What can marketing techniques teach us about getting more people on bikes?
In a first-of-its-kind study, funded by the PeopleForBikes Green Lane Project in partnership with transportation departments in San Francisco, CA, and Portland, OR, and Portland-based firms NORTH and Wild Alchemy, researchers set to find out how to better sell bicycling.
“Companies invest huge amounts of money in this sort of research in order to understand their markets and how to grow them,” said Green Lane Project program manager Zach Vanderkooy. “Political campaigns use research like this to craft effective data-driven messages to their constituents. Bicycling can benefit from the same techniques.”

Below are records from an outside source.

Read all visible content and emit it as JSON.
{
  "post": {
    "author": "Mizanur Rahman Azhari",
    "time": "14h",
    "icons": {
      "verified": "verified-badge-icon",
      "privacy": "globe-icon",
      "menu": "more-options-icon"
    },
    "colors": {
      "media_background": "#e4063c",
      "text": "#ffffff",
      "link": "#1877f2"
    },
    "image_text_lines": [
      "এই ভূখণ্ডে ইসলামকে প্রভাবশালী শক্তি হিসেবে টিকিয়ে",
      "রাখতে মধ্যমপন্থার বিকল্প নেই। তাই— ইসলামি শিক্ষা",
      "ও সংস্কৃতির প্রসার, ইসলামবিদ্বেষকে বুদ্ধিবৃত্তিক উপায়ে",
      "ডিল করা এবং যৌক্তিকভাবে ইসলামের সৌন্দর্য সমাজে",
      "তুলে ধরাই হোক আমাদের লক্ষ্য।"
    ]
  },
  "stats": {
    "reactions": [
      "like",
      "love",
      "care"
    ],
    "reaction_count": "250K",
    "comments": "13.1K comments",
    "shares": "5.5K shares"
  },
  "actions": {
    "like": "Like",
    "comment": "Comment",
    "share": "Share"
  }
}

The study identified “swing voters”, people who didn’t regularly ride bicycles but weren’t opposed to starting. Identifying the concerns, needs, and what appeals to this group can help advocacy groups, politicians, planners, and anyone else involved in building better support for biking.
The resulting report, Selling Biking: A New Study on the “Swing Voters” of the Street, identified four aspects of the study’s findings that can impact support for better biking: perceived safety, bike images, language, and safety. “Even if they don’t personally bike, what images make them feel best about bikes and bike infrastructure?” asked the report authors. “And what messages do they feel best capture the benefits of biking to individuals and to the city?”
Regular readers of Momentum Mag will no doubt be unsurprised by some of the findings. That protected bike lanes are both a way of overcoming potential riders’ safety concerns and a way of portraying bicycling as an attractive mode of transportation has been clearly demonstrated by both the rise of ridership on these routes and the diversity of riders found using them. The fact that routes with protected bike lanes also boost actual safety bears mentioning.
The report also calls into question more complicated topics such as the language used to describe infrastructure that supports bicycling as well as a safety paradox. The study found that the word “safe” in relation to bicycling facilities was regarded as negative and that public messages about bicycling tied to safety can be alienating. “We don’t need to do anything to reinforce people about the dangers of bicycling,” said Jeff Miller, CEO of the Washington, DC-based Alliance for Biking and Walking. “There’s already a bias way stronger than reality about how safe or dangerous bicycling is.”
A series of posts on the Green Lane Project blog will cover the findings of the study over a week. Find them here: peopleforbikes.org